• _THE DATA_:
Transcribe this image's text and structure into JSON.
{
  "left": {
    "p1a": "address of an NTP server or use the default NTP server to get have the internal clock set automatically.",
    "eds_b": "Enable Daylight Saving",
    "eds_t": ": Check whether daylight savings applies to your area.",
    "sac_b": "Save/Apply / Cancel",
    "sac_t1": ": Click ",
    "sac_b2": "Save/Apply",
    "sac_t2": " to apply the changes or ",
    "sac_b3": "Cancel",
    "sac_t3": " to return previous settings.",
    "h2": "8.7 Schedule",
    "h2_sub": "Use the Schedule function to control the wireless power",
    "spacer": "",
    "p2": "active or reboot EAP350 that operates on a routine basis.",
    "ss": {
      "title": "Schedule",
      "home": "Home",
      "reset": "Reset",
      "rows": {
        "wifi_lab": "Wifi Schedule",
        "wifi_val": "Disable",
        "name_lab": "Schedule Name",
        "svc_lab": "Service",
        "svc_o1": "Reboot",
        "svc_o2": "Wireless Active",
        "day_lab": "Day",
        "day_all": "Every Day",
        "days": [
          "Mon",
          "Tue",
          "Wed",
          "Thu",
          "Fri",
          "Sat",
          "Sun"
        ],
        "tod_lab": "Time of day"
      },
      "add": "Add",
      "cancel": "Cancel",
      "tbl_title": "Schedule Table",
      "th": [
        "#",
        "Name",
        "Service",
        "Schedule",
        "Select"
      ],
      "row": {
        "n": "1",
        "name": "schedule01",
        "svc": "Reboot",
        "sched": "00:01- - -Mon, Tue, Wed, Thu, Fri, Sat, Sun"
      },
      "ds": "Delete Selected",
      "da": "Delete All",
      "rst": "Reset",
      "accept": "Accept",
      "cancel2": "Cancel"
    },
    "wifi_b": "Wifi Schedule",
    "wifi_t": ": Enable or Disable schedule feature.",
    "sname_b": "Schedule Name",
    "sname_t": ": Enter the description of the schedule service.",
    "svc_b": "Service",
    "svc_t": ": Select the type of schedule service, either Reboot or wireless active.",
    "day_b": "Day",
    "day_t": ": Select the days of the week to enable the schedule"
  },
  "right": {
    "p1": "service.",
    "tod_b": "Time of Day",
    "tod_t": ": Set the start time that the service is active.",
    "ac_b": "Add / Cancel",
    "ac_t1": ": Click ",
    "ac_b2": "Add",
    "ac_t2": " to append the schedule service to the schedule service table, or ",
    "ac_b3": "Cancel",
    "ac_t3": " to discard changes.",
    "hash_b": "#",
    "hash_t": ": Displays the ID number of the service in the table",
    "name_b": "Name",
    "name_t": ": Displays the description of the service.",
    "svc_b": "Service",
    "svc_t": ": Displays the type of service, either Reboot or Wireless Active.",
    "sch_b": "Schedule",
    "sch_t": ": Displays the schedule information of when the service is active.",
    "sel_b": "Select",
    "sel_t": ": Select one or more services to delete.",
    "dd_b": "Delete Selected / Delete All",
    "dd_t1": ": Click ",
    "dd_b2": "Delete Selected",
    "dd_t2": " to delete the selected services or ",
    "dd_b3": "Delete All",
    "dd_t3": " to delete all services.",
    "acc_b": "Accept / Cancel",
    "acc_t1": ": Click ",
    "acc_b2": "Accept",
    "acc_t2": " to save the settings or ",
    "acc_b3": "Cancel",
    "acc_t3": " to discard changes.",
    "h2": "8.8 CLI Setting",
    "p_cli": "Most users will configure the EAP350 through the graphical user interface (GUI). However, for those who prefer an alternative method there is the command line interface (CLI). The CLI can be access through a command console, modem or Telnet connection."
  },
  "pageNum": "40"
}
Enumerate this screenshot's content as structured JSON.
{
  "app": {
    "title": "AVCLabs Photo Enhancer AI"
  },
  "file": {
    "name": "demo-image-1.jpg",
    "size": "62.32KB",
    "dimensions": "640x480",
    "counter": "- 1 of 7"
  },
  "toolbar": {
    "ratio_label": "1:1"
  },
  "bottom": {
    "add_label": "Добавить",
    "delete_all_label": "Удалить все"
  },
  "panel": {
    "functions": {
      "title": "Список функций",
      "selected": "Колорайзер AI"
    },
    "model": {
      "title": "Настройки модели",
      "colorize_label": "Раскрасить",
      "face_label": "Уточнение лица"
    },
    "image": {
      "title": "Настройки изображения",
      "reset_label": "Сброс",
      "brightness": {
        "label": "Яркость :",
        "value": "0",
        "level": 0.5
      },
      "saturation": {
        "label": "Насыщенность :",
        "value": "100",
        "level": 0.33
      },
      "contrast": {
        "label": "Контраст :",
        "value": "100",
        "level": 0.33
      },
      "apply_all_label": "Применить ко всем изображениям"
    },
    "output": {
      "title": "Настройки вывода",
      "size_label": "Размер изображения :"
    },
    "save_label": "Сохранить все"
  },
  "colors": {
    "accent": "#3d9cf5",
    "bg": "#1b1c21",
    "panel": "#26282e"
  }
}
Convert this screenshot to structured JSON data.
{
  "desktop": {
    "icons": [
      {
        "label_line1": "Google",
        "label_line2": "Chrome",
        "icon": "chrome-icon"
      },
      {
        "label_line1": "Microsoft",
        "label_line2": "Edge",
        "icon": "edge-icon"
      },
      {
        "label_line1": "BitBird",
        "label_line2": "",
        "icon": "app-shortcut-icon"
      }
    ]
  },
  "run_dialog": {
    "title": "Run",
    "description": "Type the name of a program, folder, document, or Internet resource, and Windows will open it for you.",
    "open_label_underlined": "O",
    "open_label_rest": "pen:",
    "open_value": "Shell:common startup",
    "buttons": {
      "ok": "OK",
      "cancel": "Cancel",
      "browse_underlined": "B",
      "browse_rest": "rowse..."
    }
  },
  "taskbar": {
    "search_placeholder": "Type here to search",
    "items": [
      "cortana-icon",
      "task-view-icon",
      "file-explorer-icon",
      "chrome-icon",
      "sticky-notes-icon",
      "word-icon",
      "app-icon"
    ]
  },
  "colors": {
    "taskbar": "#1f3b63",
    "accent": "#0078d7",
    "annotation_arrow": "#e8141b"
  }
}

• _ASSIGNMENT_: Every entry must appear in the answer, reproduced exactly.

• _OUTPUT FOR THIS EXERCISE_:
Transcribe this image's text and structure into JSON.
{
  "left": {
    "p1a": "address of an NTP server or use the default NTP server to get have the internal clock set automatically.",
    "eds_b": "Enable Daylight Saving",
    "eds_t": ": Check whether daylight savings applies to your area.",
    "sac_b": "Save/Apply / Cancel",
    "sac_t1": ": Click ",
    "sac_b2": "Save/Apply",
    "sac_t2": " to apply the changes or ",
    "sac_b3": "Cancel",
    "sac_t3": " to return previous settings.",
    "h2": "8.7 Schedule",
    "h2_sub": "Use the Schedule function to control the wireless power",
    "spacer": "",
    "p2": "active or reboot EAP350 that operates on a routine basis.",
    "ss": {
      "title": "Schedule",
      "home": "Home",
      "reset": "Reset",
      "rows": {
        "wifi_lab": "Wifi Schedule",
        "wifi_val": "Disable",
        "name_lab": "Schedule Name",
        "svc_lab": "Service",
        "svc_o1": "Reboot",
        "svc_o2": "Wireless Active",
        "day_lab": "Day",
        "day_all": "Every Day",
        "days": [
          "Mon",
          "Tue",
          "Wed",
          "Thu",
          "Fri",
          "Sat",
          "Sun"
        ],
        "tod_lab": "Time of day"
      },
      "add": "Add",
      "cancel": "Cancel",
      "tbl_title": "Schedule Table",
      "th": [
        "#",
        "Name",
        "Service",
        "Schedule",
        "Select"
      ],
      "row": {
        "n": "1",
        "name": "schedule01",
        "svc": "Reboot",
        "sched": "00:01- - -Mon, Tue, Wed, Thu, Fri, Sat, Sun"
      },
      "ds": "Delete Selected",
      "da": "Delete All",
      "rst": "Reset",
      "accept": "Accept",
      "cancel2": "Cancel"
    },
    "wifi_b": "Wifi Schedule",
    "wifi_t": ": Enable or Disable schedule feature.",
    "sname_b": "Schedule Name",
    "sname_t": ": Enter the description of the schedule service.",
    "svc_b": "Service",
    "svc_t": ": Select the type of schedule service, either Reboot or wireless active.",
    "day_b": "Day",
    "day_t": ": Select the days of the week to enable the schedule"
  },
  "right": {
    "p1": "service.",
    "tod_b": "Time of Day",
    "tod_t": ": Set the start time that the service is active.",
    "ac_b": "Add / Cancel",
    "ac_t1": ": Click ",
    "ac_b2": "Add",
    "ac_t2": " to append the schedule service to the schedule service table, or ",
    "ac_b3": "Cancel",
    "ac_t3": " to discard changes.",
    "hash_b": "#",
    "hash_t": ": Displays the ID number of the service in the table",
    "name_b": "Name",
    "name_t": ": Displays the description of the service.",
    "svc_b": "Service",
    "svc_t": ": Displays the type of service, either Reboot or Wireless Active.",
    "sch_b": "Schedule",
    "sch_t": ": Displays the schedule information of when the service is active.",
    "sel_b": "Select",
    "sel_t": ": Select one or more services to delete.",
    "dd_b": "Delete Selected / Delete All",
    "dd_t1": ": Click ",
    "dd_b2": "Delete Selected",
    "dd_t2": " to delete the selected services or ",
    "dd_b3": "Delete All",
    "dd_t3": " to delete all services.",
    "acc_b": "Accept / Cancel",
    "acc_t1": ": Click ",
    "acc_b2": "Accept",
    "acc_t2": " to save the settings or ",
    "acc_b3": "Cancel",
    "acc_t3": " to discard changes.",
    "h2": "8.8 CLI Setting",
    "p_cli": "Most users will configure the EAP350 through the graphical user interface (GUI). However, for those who prefer an alternative method there is the command line interface (CLI). The CLI can be access through a command console, modem or Telnet connection."
  },
  "pageNum": "40"
}
Enumerate this screenshot's content as structured JSON.
{
  "app": {
    "title": "AVCLabs Photo Enhancer AI"
  },
  "file": {
    "name": "demo-image-1.jpg",
    "size": "62.32KB",
    "dimensions": "640x480",
    "counter": "- 1 of 7"
  },
  "toolbar": {
    "ratio_label": "1:1"
  },
  "bottom": {
    "add_label": "Добавить",
    "delete_all_label": "Удалить все"
  },
  "panel": {
    "functions": {
      "title": "Список функций",
      "selected": "Колорайзер AI"
    },
    "model": {
      "title": "Настройки модели",
      "colorize_label": "Раскрасить",
      "face_label": "Уточнение лица"
    },
    "image": {
      "title": "Настройки изображения",
      "reset_label": "Сброс",
      "brightness": {
        "label": "Яркость :",
        "value": "0",
        "level": 0.5
      },
      "saturation": {
        "label": "Насыщенность :",
        "value": "100",
        "level": 0.33
      },
      "contrast": {
        "label": "Контраст :",
        "value": "100",
        "level": 0.33
      },
      "apply_all_label": "Применить ко всем изображениям"
    },
    "output": {
      "title": "Настройки вывода",
      "size_label": "Размер изображения :"
    },
    "save_label": "Сохранить все"
  },
  "colors": {
    "accent": "#3d9cf5",
    "bg": "#1b1c21",
    "panel": "#26282e"
  }
}
Convert this screenshot to structured JSON data.
{
  "desktop": {
    "icons": [
      {
        "label_line1": "Google",
        "label_line2": "Chrome",
        "icon": "chrome-icon"
      },
      {
        "label_line1": "Microsoft",
        "label_line2": "Edge",
        "icon": "edge-icon"
      },
      {
        "label_line1": "BitBird",
        "label_line2": "",
        "icon": "app-shortcut-icon"
      }
    ]
  },
  "run_dialog": {
    "title": "Run",
    "description": "Type the name of a program, folder, document, or Internet resource, and Windows will open it for you.",
    "open_label_underlined": "O",
    "open_label_rest": "pen:",
    "open_value": "Shell:common startup",
    "buttons": {
      "ok": "OK",
      "cancel": "Cancel",
      "browse_underlined": "B",
      "browse_rest": "rowse..."
    }
  },
  "taskbar": {
    "search_placeholder": "Type here to search",
    "items": [
      "cortana-icon",
      "task-view-icon",
      "file-explorer-icon",
      "chrome-icon",
      "sticky-notes-icon",
      "word-icon",
      "app-icon"
    ]
  },
  "colors": {
    "taskbar": "#1f3b63",
    "accent": "#0078d7",
    "annotation_arrow": "#e8141b"
  }
}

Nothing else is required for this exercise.